With so much swirling around the Patriots this year, largely the residue of Deflategate, and the delicious possibility of Roger Goodell handing the Lombardi Trophy to Robert Kraft & Co., we forget the Pats got here sans their second-best player.
Rob Gronkowski played his last full game against the Seattle Seahawks on November 13. He was injured two weeks later against the New York Jets, and missed the rest of the regular season. He has not played in the playoffs.
So, of course, the Pats haven’t lost since. Their military ethic is simply astounding. Tom Brady misses the first four games. No sweat. A hybrid QB attack of Jimmy Garoppolo and Jacoby Brissett goes 3-1. When the machine burps, they simply reach back into the gridiron garage and grab a spare part.
Gronkowski, arguably the most potent tight end in NFL history, is Brady’s best and favorite weapon. Too big for corners to cover, too fast for linebackers to blanket, he has defensive coordinators speed-dialing their psychiatrists.
Yet to hear the media and the masses, you’d never know Gronk sat out for a quarter, much less a month. The Patriots so strongly adhere to the team ethos it feels like the entire team is literally interchangeable. The Patriots would not be here without Brady, of course, but if there were one other indispensable part of the unit, it was Gronkowski.
Imagine the Falcons reaching the Super Bowl without Julio Jones? The Steelers making the AFC title game without Le’Veon Bell? The Cowboys playing without Ezekiel Elliott?

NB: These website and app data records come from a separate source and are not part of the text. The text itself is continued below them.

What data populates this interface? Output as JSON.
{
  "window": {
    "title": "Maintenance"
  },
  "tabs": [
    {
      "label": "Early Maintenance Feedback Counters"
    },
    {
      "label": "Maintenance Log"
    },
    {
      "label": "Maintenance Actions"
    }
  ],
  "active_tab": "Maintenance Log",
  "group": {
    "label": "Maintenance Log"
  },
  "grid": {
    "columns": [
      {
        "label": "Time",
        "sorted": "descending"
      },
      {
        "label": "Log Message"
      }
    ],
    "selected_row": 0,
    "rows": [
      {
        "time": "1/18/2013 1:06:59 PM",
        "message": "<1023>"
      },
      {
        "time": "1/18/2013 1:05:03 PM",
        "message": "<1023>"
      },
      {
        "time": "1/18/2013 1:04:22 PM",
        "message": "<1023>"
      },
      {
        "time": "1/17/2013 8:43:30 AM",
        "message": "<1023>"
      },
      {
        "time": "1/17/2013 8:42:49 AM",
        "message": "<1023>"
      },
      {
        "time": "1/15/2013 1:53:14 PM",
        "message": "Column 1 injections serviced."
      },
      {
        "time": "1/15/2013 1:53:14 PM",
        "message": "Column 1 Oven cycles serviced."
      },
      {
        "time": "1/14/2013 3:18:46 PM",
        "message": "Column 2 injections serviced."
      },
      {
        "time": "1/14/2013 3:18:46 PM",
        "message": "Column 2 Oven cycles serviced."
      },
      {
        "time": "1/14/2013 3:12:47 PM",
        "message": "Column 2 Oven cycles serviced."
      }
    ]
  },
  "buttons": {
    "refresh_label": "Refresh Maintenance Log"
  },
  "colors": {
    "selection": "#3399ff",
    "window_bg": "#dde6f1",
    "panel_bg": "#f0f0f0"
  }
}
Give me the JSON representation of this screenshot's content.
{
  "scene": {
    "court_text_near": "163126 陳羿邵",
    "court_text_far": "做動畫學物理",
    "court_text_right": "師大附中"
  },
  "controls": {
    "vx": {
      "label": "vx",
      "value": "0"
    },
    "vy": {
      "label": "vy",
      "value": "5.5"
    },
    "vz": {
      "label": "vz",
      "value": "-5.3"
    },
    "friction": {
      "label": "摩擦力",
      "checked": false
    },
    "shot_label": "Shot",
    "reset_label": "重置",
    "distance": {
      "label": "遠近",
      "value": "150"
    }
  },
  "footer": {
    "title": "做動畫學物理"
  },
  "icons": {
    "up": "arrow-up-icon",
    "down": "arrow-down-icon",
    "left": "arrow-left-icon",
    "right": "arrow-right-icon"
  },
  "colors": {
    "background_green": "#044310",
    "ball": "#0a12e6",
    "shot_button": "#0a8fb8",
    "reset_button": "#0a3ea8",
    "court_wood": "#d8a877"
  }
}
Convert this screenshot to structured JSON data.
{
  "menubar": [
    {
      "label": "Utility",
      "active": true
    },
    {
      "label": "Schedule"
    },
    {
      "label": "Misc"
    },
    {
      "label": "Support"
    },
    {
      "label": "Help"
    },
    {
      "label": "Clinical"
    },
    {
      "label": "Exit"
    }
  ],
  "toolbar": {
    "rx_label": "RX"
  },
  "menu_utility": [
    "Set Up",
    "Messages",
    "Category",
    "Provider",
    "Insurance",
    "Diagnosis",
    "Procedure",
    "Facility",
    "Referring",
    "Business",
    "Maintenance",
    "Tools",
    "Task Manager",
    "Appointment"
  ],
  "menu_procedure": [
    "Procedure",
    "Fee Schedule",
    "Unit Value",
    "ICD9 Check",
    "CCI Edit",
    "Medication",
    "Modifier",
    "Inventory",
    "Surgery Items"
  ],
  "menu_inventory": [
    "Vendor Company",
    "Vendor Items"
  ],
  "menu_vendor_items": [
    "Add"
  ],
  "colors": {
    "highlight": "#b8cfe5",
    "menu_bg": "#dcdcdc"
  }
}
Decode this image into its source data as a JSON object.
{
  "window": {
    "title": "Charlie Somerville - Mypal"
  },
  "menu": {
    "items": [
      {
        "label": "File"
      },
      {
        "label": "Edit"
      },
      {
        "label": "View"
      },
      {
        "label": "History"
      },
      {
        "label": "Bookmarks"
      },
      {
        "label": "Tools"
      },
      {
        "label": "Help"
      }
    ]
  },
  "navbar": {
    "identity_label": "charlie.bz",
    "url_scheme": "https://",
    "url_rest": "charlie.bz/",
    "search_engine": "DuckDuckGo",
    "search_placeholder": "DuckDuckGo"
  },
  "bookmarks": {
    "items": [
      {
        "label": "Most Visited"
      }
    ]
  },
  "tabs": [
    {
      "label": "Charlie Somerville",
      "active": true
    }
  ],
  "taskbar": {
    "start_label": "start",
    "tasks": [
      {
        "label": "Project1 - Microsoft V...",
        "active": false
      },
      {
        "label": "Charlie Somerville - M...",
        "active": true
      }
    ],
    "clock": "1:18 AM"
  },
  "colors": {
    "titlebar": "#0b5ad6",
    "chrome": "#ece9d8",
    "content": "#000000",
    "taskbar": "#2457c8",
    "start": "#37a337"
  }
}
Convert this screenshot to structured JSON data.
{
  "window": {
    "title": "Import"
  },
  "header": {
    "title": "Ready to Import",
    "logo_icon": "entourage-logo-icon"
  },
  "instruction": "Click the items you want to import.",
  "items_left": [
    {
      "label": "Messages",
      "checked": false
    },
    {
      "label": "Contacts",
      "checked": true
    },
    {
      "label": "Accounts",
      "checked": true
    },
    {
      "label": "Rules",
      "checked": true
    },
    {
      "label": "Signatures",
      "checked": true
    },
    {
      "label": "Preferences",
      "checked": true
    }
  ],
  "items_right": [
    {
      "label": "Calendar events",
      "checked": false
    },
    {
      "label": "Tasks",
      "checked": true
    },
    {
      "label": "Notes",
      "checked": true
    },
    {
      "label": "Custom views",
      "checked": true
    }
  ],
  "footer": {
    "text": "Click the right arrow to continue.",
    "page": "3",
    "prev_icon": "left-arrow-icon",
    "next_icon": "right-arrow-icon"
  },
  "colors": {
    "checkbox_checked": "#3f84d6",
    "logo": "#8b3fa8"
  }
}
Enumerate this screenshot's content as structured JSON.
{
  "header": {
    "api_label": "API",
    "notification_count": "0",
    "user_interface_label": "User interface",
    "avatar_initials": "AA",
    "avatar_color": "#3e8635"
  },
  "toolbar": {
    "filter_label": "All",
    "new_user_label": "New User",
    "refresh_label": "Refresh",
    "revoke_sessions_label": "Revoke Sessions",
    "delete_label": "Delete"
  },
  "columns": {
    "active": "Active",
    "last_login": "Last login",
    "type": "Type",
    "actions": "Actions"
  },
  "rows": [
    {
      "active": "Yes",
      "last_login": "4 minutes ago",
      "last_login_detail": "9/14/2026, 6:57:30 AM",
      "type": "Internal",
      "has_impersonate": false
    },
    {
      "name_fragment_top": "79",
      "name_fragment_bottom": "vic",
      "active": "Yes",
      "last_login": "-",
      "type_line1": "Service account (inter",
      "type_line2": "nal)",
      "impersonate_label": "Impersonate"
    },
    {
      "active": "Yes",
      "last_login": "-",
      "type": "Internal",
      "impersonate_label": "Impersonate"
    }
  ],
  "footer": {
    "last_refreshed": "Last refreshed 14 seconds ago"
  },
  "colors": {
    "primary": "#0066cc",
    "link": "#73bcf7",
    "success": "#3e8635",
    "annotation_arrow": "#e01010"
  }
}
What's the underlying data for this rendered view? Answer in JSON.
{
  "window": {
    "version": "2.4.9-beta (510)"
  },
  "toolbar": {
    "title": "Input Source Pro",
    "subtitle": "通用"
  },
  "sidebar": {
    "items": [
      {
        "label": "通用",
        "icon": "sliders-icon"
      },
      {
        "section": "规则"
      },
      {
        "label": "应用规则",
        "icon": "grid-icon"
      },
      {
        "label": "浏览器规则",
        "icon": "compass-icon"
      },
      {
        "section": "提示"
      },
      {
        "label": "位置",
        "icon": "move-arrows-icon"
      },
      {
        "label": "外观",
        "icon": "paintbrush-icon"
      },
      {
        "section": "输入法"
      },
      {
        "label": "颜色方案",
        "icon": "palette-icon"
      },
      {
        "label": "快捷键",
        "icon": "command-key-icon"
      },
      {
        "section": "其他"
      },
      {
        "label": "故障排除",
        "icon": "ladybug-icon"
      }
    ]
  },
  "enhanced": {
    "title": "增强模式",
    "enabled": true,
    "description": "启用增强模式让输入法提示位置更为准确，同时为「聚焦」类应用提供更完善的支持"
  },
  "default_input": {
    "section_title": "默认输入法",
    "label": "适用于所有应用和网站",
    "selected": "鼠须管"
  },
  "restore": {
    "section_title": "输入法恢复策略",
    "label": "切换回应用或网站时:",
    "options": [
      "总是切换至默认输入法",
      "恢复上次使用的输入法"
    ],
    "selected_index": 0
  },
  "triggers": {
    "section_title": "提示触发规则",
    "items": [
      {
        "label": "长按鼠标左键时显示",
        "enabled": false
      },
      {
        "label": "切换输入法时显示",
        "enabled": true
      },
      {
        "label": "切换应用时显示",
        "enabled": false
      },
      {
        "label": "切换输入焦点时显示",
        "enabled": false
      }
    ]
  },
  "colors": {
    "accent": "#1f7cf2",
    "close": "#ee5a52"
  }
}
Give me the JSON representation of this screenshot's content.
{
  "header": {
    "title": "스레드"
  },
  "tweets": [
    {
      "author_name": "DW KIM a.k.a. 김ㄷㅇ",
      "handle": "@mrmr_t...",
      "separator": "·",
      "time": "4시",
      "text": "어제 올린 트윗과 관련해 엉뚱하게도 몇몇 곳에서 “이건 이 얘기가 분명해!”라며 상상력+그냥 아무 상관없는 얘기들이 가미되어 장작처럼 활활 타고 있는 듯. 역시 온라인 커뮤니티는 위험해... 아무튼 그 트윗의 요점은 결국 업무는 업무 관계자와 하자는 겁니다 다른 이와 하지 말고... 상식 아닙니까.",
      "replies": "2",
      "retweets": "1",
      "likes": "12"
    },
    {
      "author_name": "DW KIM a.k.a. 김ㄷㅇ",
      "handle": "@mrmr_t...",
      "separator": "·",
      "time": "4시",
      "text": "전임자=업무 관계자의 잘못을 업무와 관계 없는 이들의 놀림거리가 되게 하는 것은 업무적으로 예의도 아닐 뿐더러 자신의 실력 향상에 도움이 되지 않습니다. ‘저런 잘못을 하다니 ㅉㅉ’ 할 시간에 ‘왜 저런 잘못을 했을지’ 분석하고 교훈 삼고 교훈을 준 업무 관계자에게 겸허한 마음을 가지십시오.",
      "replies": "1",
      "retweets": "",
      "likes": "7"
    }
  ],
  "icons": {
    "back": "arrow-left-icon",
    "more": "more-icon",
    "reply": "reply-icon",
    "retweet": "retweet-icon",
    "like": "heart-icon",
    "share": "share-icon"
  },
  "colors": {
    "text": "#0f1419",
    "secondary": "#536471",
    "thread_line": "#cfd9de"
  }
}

And Gronk wasn’t just collecting a check when he got hurt. He had a monstrous October. In three straight games, against the Bengals, Bills and Steelers — hardly three creampuffs, two of which on the road — Gronk scored a TD in each game, averaged an absurd 23 yards per catch and had 362 yards. If you account for the game against the Cleveland Browns (October 9), Gronk had 471 yards in four games. Those are PlayStation stats for a tight end.
Sure, it’s nice to have Martellus Bennett on the pine, a virtual Pro-Bowl talent as backup TE. But Bennett doesn’t have Gronk’s maddening amalgam of size, strength and hands. Nor does Bennett have the subtle chemistry that Brady and Gronkowski cultivated over the last seven years.
While pro football is the quintessential team endeavor, the sport still trades on stars, knowing that fans flock to the stadium swathed in team colors and their favorite player’s jersey. You don’t think of the Colts without Manning and Luck, nor the Packers without Favre and Rodgers. Big Ben has been the Big Man for Pittsburgh for a dozen years, even with the influx of nuclear talent in Bell and Antonio Brown.
So it is with Tom Brady, who is as identifiable as a Patriot as the Patriots patriarch, Robert Kraft, or the architect, Bill Belichick. For as long as the passing game has flourished, quarterbacks have leaned on some security blanket. Namath to Maynard. Bradshaw to Swann. Montana to Rice. Aikman to Irvin. Manning to Harrison. Rodgers to Nelson.
And while the more popular and prolific pass-catchers tend to be wideouts, more than one world champion has included a stellar tight end. Remember Brent Jones with the Niners. Recall Jay Novacek with those great Dallas teams. Even Dallas Clark was quite handy in the flat for Manning, catching nearly 500 passes from Peyton, as well as 64 balls in the playoffs.
Brady to Gronk, or not, if the Patriots finish this surreal season with a Super Bowl victory, it could rank at the top of their epic achievements over the last 17 years. Not only did Brady suffer the suspension, missing a quarter of the season, but he’s also 39, and had to form new bonds with Bennett and WR Chris Hogan, a reformed lacrosse player who, like most, couldn’t wait to flee Cleveland and play for a real NFL club.
Even those who live well west of Foxborough, or would root for anyone else over the Patriots, have to marvel at their ability to plug almost any hole on the football field. It speaks to coaching, to management, to leadership, to an esprit de corps that comes from the top, from the owner to the QB who’s owned the sport since Y2K. Just one more win and the Pats will have no peers, even with Gronk doing his TD dances from the sideline.
Jason writes a weekly column for CBS Local Sports. He is a native New Yorker, sans the elitist sensibilities, and believes there’s a world west of the Hudson River. A Yankees devotee and Steelers groupie, he has been scouring the forest of fertile NYC sports sections since the 1970s. He has written over 500 columns for WFAN/CBS NY, and also worked as a freelance writer for Sports Illustrated and Newsday subsidiary amNew York. He made his bones as a boxing writer, occasionally covering fights in Las Vegas, Atlantic City, but mostly inside Madison Square Garden. Follow him on Twitter @JasonKeidel.